Simmond's cooking is not lacking in local identity, though. While he may struggle to get his hands on some things that would be conveniently available in the South-east of England, there are some freely available treasures here that would be highly prized in anyone's kitchen. Cardigan Bay offers abundant seafood with the shellfish especially good, local rivers offer up wild salmon and sea trout. There's plenty of game and, naturally, there is Welsh mountain lamb.
A glance at the menu, with the likes of a highly successful fillet of red mullet with foie gras, Puy lentils and a purée of melon, shows that it serves up the type of enterprise we are now familiar with in a number of starred establishments across the UK. Simmonds's cooking is undeniably modern. In fact it's in the same vein as the food cooked by several British chefs of his generation - where imagination and innovation may be the spur, but the underpinning is a strong classical element. In Simmonds's case they are also backed up by a singular appreciation of flavour and texture, resulting in dishes that are beautifully balanced and display an inspired lightness of touch.
Like all good chefs seeking to extend their knowledge, he is also looking abroad for further inspiration. On the suggestion of a journalist from Holland, he recently checked out a well-kept (to UK chefs at least) Dutch secret. ‘t Brouwerskolkje is just one hour out of Amsterdam and its one-Michelin-starred chef Moshik Roth is putting combinations such as hare with beetroot and chocolate mousse on the plate - the mousse being quenelled at the table Heston Blumenthal-style using liquid nitrogen. Simmonds, his curiosity aroused, is in the process of setting up a stage with Roth.
And although he's coy about revealing details, he's also currently establishing contact with a Cardiff university academic in order to further his comprehension of how food works scientifically. Not, he says, to travel the molecular route, but in order to cook his own food better through greater understanding. He's clearly excited by the possibilities to come but is also deeply conscious that his flights of fancy have to prove themselves in the eating. "I have to be able to justify why I put certain things together. Of course, that means each dish has to work for me first, I have to be totally convinced by it."

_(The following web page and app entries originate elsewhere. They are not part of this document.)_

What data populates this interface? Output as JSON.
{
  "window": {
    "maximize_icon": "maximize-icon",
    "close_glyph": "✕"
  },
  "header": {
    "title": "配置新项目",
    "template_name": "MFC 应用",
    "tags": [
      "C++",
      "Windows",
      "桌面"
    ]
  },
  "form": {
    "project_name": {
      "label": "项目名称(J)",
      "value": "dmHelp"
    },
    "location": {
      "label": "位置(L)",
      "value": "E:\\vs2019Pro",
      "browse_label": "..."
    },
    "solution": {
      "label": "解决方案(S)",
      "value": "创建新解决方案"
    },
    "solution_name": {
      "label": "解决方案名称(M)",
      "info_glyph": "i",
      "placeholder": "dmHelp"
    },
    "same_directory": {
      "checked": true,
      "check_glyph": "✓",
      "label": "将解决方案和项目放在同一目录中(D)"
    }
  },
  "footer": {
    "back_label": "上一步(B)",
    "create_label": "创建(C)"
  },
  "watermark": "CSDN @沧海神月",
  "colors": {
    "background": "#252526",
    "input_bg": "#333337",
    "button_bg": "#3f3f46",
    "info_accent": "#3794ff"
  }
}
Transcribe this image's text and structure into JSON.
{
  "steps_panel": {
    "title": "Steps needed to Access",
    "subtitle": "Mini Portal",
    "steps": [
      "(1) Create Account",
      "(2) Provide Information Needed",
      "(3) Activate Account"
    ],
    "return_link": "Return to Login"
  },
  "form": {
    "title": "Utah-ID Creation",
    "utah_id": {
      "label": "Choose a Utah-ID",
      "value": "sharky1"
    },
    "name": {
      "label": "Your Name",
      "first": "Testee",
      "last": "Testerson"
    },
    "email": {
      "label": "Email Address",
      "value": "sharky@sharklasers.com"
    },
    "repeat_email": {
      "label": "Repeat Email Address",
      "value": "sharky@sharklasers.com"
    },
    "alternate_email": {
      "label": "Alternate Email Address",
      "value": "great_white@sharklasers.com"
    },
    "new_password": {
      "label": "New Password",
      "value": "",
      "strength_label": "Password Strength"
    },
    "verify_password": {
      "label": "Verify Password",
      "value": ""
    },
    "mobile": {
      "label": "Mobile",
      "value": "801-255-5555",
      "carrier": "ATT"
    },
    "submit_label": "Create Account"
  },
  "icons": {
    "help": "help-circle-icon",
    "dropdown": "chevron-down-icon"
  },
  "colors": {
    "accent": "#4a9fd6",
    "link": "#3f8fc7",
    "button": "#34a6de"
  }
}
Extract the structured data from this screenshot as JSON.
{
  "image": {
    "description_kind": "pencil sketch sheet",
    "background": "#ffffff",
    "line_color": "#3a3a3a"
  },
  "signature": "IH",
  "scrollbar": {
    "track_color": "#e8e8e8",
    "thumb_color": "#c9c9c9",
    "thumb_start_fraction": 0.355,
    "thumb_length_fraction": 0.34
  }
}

Plenty of others are convinced, too. Last year, Ynyshir Hall picked up one award after another and Simmonds got used to the calls from the Welsh press wanting to interview him on his latest accolade. The call he really wanted came in January of 2006, though, the confirmation of what many had expected - his first Michelin star. For Simmonds it was a watery end to a long and exhausting journey. Not quite the Irish Sea, perhaps, but as he's happy to admit "a few tears were shed".